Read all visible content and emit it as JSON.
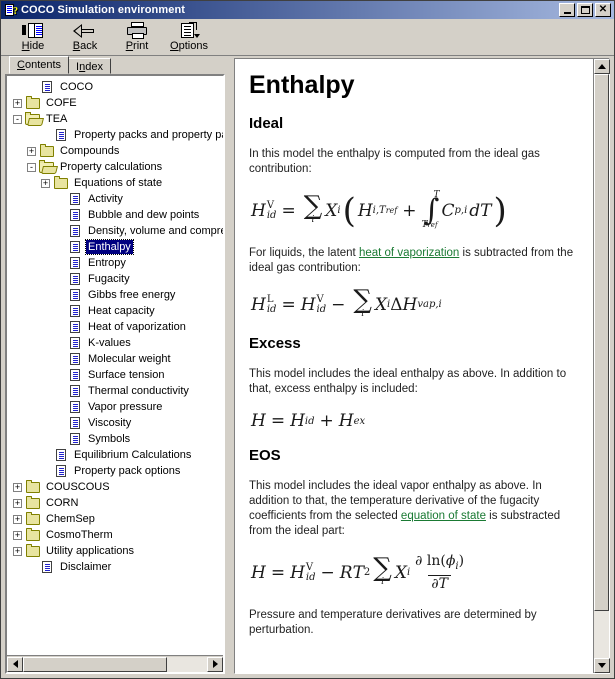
{
  "window": {
    "title": "COCO Simulation environment",
    "icon": "help-book-icon",
    "minimize_label": "_",
    "maximize_label": "□",
    "close_label": "✕"
  },
  "toolbar": {
    "items": [
      {
        "label": "Hide",
        "icon": "hide-pane-icon",
        "accel": "H"
      },
      {
        "label": "Back",
        "icon": "back-arrow-icon",
        "accel": "B"
      },
      {
        "label": "Print",
        "icon": "printer-icon",
        "accel": "P"
      },
      {
        "label": "Options",
        "icon": "options-icon",
        "accel": "O"
      }
    ]
  },
  "tabs": [
    {
      "label": "Contents",
      "accel": "C",
      "active": true
    },
    {
      "label": "Index",
      "accel": "n",
      "active": false
    }
  ],
  "tree": {
    "nodes": [
      {
        "label": "COCO",
        "indent": 1,
        "icon": "topic-page-icon",
        "expander": ""
      },
      {
        "label": "COFE",
        "indent": 0,
        "icon": "folder-closed-icon",
        "expander": "+"
      },
      {
        "label": "TEA",
        "indent": 0,
        "icon": "folder-open-icon",
        "expander": "-"
      },
      {
        "label": "Property packs and property pack i",
        "indent": 2,
        "icon": "topic-page-icon",
        "expander": ""
      },
      {
        "label": "Compounds",
        "indent": 1,
        "icon": "folder-closed-icon",
        "expander": "+"
      },
      {
        "label": "Property calculations",
        "indent": 1,
        "icon": "folder-open-icon",
        "expander": "-"
      },
      {
        "label": "Equations of state",
        "indent": 2,
        "icon": "folder-closed-icon",
        "expander": "+"
      },
      {
        "label": "Activity",
        "indent": 3,
        "icon": "topic-page-icon",
        "expander": ""
      },
      {
        "label": "Bubble and dew points",
        "indent": 3,
        "icon": "topic-page-icon",
        "expander": ""
      },
      {
        "label": "Density, volume and compressi",
        "indent": 3,
        "icon": "topic-page-icon",
        "expander": ""
      },
      {
        "label": "Enthalpy",
        "indent": 3,
        "icon": "topic-page-icon",
        "expander": "",
        "selected": true
      },
      {
        "label": "Entropy",
        "indent": 3,
        "icon": "topic-page-icon",
        "expander": ""
      },
      {
        "label": "Fugacity",
        "indent": 3,
        "icon": "topic-page-icon",
        "expander": ""
      },
      {
        "label": "Gibbs free energy",
        "indent": 3,
        "icon": "topic-page-icon",
        "expander": ""
      },
      {
        "label": "Heat capacity",
        "indent": 3,
        "icon": "topic-page-icon",
        "expander": ""
      },
      {
        "label": "Heat of vaporization",
        "indent": 3,
        "icon": "topic-page-icon",
        "expander": ""
      },
      {
        "label": "K-values",
        "indent": 3,
        "icon": "topic-page-icon",
        "expander": ""
      },
      {
        "label": "Molecular weight",
        "indent": 3,
        "icon": "topic-page-icon",
        "expander": ""
      },
      {
        "label": "Surface tension",
        "indent": 3,
        "icon": "topic-page-icon",
        "expander": ""
      },
      {
        "label": "Thermal conductivity",
        "indent": 3,
        "icon": "topic-page-icon",
        "expander": ""
      },
      {
        "label": "Vapor pressure",
        "indent": 3,
        "icon": "topic-page-icon",
        "expander": ""
      },
      {
        "label": "Viscosity",
        "indent": 3,
        "icon": "topic-page-icon",
        "expander": ""
      },
      {
        "label": "Symbols",
        "indent": 3,
        "icon": "topic-page-icon",
        "expander": ""
      },
      {
        "label": "Equilibrium Calculations",
        "indent": 2,
        "icon": "topic-page-icon",
        "expander": ""
      },
      {
        "label": "Property pack options",
        "indent": 2,
        "icon": "topic-page-icon",
        "expander": ""
      },
      {
        "label": "COUSCOUS",
        "indent": 0,
        "icon": "folder-closed-icon",
        "expander": "+"
      },
      {
        "label": "CORN",
        "indent": 0,
        "icon": "folder-closed-icon",
        "expander": "+"
      },
      {
        "label": "ChemSep",
        "indent": 0,
        "icon": "folder-closed-icon",
        "expander": "+"
      },
      {
        "label": "CosmoTherm",
        "indent": 0,
        "icon": "folder-closed-icon",
        "expander": "+"
      },
      {
        "label": "Utility applications",
        "indent": 0,
        "icon": "folder-closed-icon",
        "expander": "+"
      },
      {
        "label": "Disclaimer",
        "indent": 1,
        "icon": "topic-page-icon",
        "expander": ""
      }
    ]
  },
  "document": {
    "title": "Enthalpy",
    "sections": [
      {
        "heading": "Ideal",
        "para1_a": "In this model the enthalpy is computed from the ideal gas contribution:",
        "para2_a": "For liquids, the latent ",
        "para2_link": "heat of vaporization",
        "para2_b": " is subtracted from the ideal gas contribution:"
      },
      {
        "heading": "Excess",
        "para_a": "This model includes the ideal enthalpy as above. In addition to that, excess enthalpy is included:"
      },
      {
        "heading": "EOS",
        "para_a": "This model includes the ideal vapor enthalpy as above. In addition to that, the temperature derivative of the fugacity coefficients from the selected ",
        "para_link": "equation of state",
        "para_b": " is substracted from the ideal part:"
      }
    ],
    "footer_note": "Pressure and temperature derivatives are determined by perturbation.",
    "equations": {
      "eq1": {
        "latex": "H^V_{id} = \\sum_i X_i \\left( H_{i,T_{ref}} + \\int_{T_{ref}}^{T} C_{p,i} dT \\right)",
        "lhs_var": "H",
        "lhs_sup": "V",
        "lhs_sub": "id",
        "equals": "=",
        "sum_glyph": "∑",
        "sum_index": "i",
        "x_var": "X",
        "x_sub": "i",
        "open_paren": "(",
        "close_paren": ")",
        "h_var": "H",
        "h_sub": "i,T",
        "h_sub_ref": "ref",
        "plus": "+",
        "int_glyph": "∫",
        "int_upper": "T",
        "int_lower": "T",
        "int_lower_sub": "ref",
        "cp_var": "C",
        "cp_sub": "p,i",
        "dT": "dT"
      },
      "eq2": {
        "latex": "H^L_{id} = H^V_{id} - \\sum_i X_i \\Delta H_{vap,i}",
        "lhs_var": "H",
        "lhs_sup": "L",
        "lhs_sub": "id",
        "equals": "=",
        "rhs_var": "H",
        "rhs_sup": "V",
        "rhs_sub": "id",
        "minus": "−",
        "sum_glyph": "∑",
        "sum_index": "i",
        "x_var": "X",
        "x_sub": "i",
        "delta": "Δ",
        "dh_var": "H",
        "dh_sub": "vap,i"
      },
      "eq3": {
        "latex": "H = H_{id} + H_{ex}",
        "lhs_var": "H",
        "equals": "=",
        "t1_var": "H",
        "t1_sub": "id",
        "plus": "+",
        "t2_var": "H",
        "t2_sub": "ex"
      },
      "eq4": {
        "latex": "H = H^V_{id} - RT^2 \\sum_i X_i \\frac{\\partial \\ln(\\phi_i)}{\\partial T}",
        "lhs_var": "H",
        "equals": "=",
        "rhs_var": "H",
        "rhs_sup": "V",
        "rhs_sub": "id",
        "minus": "−",
        "r_var": "R",
        "t_var": "T",
        "t_sup": "2",
        "sum_glyph": "∑",
        "sum_index": "i",
        "x_var": "X",
        "x_sub": "i",
        "frac_num_a": "∂ ln(",
        "frac_num_phi": "ϕ",
        "frac_num_sub": "i",
        "frac_num_b": ")",
        "frac_den_a": "∂",
        "frac_den_t": "T"
      }
    }
  },
  "scrollbars": {
    "tree_left_arrow": "left-arrow",
    "tree_right_arrow": "right-arrow",
    "content_up_arrow": "up-arrow",
    "content_down_arrow": "down-arrow"
  }
}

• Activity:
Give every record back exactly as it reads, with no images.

• Output of the task:
Read all visible content and emit it as JSON.
{
  "window": {
    "title": "COCO Simulation environment",
    "icon": "help-book-icon",
    "minimize_label": "_",
    "maximize_label": "□",
    "close_label": "✕"
  },
  "toolbar": {
    "items": [
      {
        "label": "Hide",
        "icon": "hide-pane-icon",
        "accel": "H"
      },
      {
        "label": "Back",
        "icon": "back-arrow-icon",
        "accel": "B"
      },
      {
        "label": "Print",
        "icon": "printer-icon",
        "accel": "P"
      },
      {
        "label": "Options",
        "icon": "options-icon",
        "accel": "O"
      }
    ]
  },
  "tabs": [
    {
      "label": "Contents",
      "accel": "C",
      "active": true
    },
    {
      "label": "Index",
      "accel": "n",
      "active": false
    }
  ],
  "tree": {
    "nodes": [
      {
        "label": "COCO",
        "indent": 1,
        "icon": "topic-page-icon",
        "expander": ""
      },
      {
        "label": "COFE",
        "indent": 0,
        "icon": "folder-closed-icon",
        "expander": "+"
      },
      {
        "label": "TEA",
        "indent": 0,
        "icon": "folder-open-icon",
        "expander": "-"
      },
      {
        "label": "Property packs and property pack i",
        "indent": 2,
        "icon": "topic-page-icon",
        "expander": ""
      },
      {
        "label": "Compounds",
        "indent": 1,
        "icon": "folder-closed-icon",
        "expander": "+"
      },
      {
        "label": "Property calculations",
        "indent": 1,
        "icon": "folder-open-icon",
        "expander": "-"
      },
      {
        "label": "Equations of state",
        "indent": 2,
        "icon": "folder-closed-icon",
        "expander": "+"
      },
      {
        "label": "Activity",
        "indent": 3,
        "icon": "topic-page-icon",
        "expander": ""
      },
      {
        "label": "Bubble and dew points",
        "indent": 3,
        "icon": "topic-page-icon",
        "expander": ""
      },
      {
        "label": "Density, volume and compressi",
        "indent": 3,
        "icon": "topic-page-icon",
        "expander": ""
      },
      {
        "label": "Enthalpy",
        "indent": 3,
        "icon": "topic-page-icon",
        "expander": "",
        "selected": true
      },
      {
        "label": "Entropy",
        "indent": 3,
        "icon": "topic-page-icon",
        "expander": ""
      },
      {
        "label": "Fugacity",
        "indent": 3,
        "icon": "topic-page-icon",
        "expander": ""
      },
      {
        "label": "Gibbs free energy",
        "indent": 3,
        "icon": "topic-page-icon",
        "expander": ""
      },
      {
        "label": "Heat capacity",
        "indent": 3,
        "icon": "topic-page-icon",
        "expander": ""
      },
      {
        "label": "Heat of vaporization",
        "indent": 3,
        "icon": "topic-page-icon",
        "expander": ""
      },
      {
        "label": "K-values",
        "indent": 3,
        "icon": "topic-page-icon",
        "expander": ""
      },
      {
        "label": "Molecular weight",
        "indent": 3,
        "icon": "topic-page-icon",
        "expander": ""
      },
      {
        "label": "Surface tension",
        "indent": 3,
        "icon": "topic-page-icon",
        "expander": ""
      },
      {
        "label": "Thermal conductivity",
        "indent": 3,
        "icon": "topic-page-icon",
        "expander": ""
      },
      {
        "label": "Vapor pressure",
        "indent": 3,
        "icon": "topic-page-icon",
        "expander": ""
      },
      {
        "label": "Viscosity",
        "indent": 3,
        "icon": "topic-page-icon",
        "expander": ""
      },
      {
        "label": "Symbols",
        "indent": 3,
        "icon": "topic-page-icon",
        "expander": ""
      },
      {
        "label": "Equilibrium Calculations",
        "indent": 2,
        "icon": "topic-page-icon",
        "expander": ""
      },
      {
        "label": "Property pack options",
        "indent": 2,
        "icon": "topic-page-icon",
        "expander": ""
      },
      {
        "label": "COUSCOUS",
        "indent": 0,
        "icon": "folder-closed-icon",
        "expander": "+"
      },
      {
        "label": "CORN",
        "indent": 0,
        "icon": "folder-closed-icon",
        "expander": "+"
      },
      {
        "label": "ChemSep",
        "indent": 0,
        "icon": "folder-closed-icon",
        "expander": "+"
      },
      {
        "label": "CosmoTherm",
        "indent": 0,
        "icon": "folder-closed-icon",
        "expander": "+"
      },
      {
        "label": "Utility applications",
        "indent": 0,
        "icon": "folder-closed-icon",
        "expander": "+"
      },
      {
        "label": "Disclaimer",
        "indent": 1,
        "icon": "topic-page-icon",
        "expander": ""
      }
    ]
  },
  "document": {
    "title": "Enthalpy",
    "sections": [
      {
        "heading": "Ideal",
        "para1_a": "In this model the enthalpy is computed from the ideal gas contribution:",
        "para2_a": "For liquids, the latent ",
        "para2_link": "heat of vaporization",
        "para2_b": " is subtracted from the ideal gas contribution:"
      },
      {
        "heading": "Excess",
        "para_a": "This model includes the ideal enthalpy as above. In addition to that, excess enthalpy is included:"
      },
      {
        "heading": "EOS",
        "para_a": "This model includes the ideal vapor enthalpy as above. In addition to that, the temperature derivative of the fugacity coefficients from the selected ",
        "para_link": "equation of state",
        "para_b": " is substracted from the ideal part:"
      }
    ],
    "footer_note": "Pressure and temperature derivatives are determined by perturbation.",
    "equations": {
      "eq1": {
        "latex": "H^V_{id} = \\sum_i X_i \\left( H_{i,T_{ref}} + \\int_{T_{ref}}^{T} C_{p,i} dT \\right)",
        "lhs_var": "H",
        "lhs_sup": "V",
        "lhs_sub": "id",
        "equals": "=",
        "sum_glyph": "∑",
        "sum_index": "i",
        "x_var": "X",
        "x_sub": "i",
        "open_paren": "(",
        "close_paren": ")",
        "h_var": "H",
        "h_sub": "i,T",
        "h_sub_ref": "ref",
        "plus": "+",
        "int_glyph": "∫",
        "int_upper": "T",
        "int_lower": "T",
        "int_lower_sub": "ref",
        "cp_var": "C",
        "cp_sub": "p,i",
        "dT": "dT"
      },
      "eq2": {
        "latex": "H^L_{id} = H^V_{id} - \\sum_i X_i \\Delta H_{vap,i}",
        "lhs_var": "H",
        "lhs_sup": "L",
        "lhs_sub": "id",
        "equals": "=",
        "rhs_var": "H",
        "rhs_sup": "V",
        "rhs_sub": "id",
        "minus": "−",
        "sum_glyph": "∑",
        "sum_index": "i",
        "x_var": "X",
        "x_sub": "i",
        "delta": "Δ",
        "dh_var": "H",
        "dh_sub": "vap,i"
      },
      "eq3": {
        "latex": "H = H_{id} + H_{ex}",
        "lhs_var": "H",
        "equals": "=",
        "t1_var": "H",
        "t1_sub": "id",
        "plus": "+",
        "t2_var": "H",
        "t2_sub": "ex"
      },
      "eq4": {
        "latex": "H = H^V_{id} - RT^2 \\sum_i X_i \\frac{\\partial \\ln(\\phi_i)}{\\partial T}",
        "lhs_var": "H",
        "equals": "=",
        "rhs_var": "H",
        "rhs_sup": "V",
        "rhs_sub": "id",
        "minus": "−",
        "r_var": "R",
        "t_var": "T",
        "t_sup": "2",
        "sum_glyph": "∑",
        "sum_index": "i",
        "x_var": "X",
        "x_sub": "i",
        "frac_num_a": "∂ ln(",
        "frac_num_phi": "ϕ",
        "frac_num_sub": "i",
        "frac_num_b": ")",
        "frac_den_a": "∂",
        "frac_den_t": "T"
      }
    }
  },
  "scrollbars": {
    "tree_left_arrow": "left-arrow",
    "tree_right_arrow": "right-arrow",
    "content_up_arrow": "up-arrow",
    "content_down_arrow": "down-arrow"
  }
}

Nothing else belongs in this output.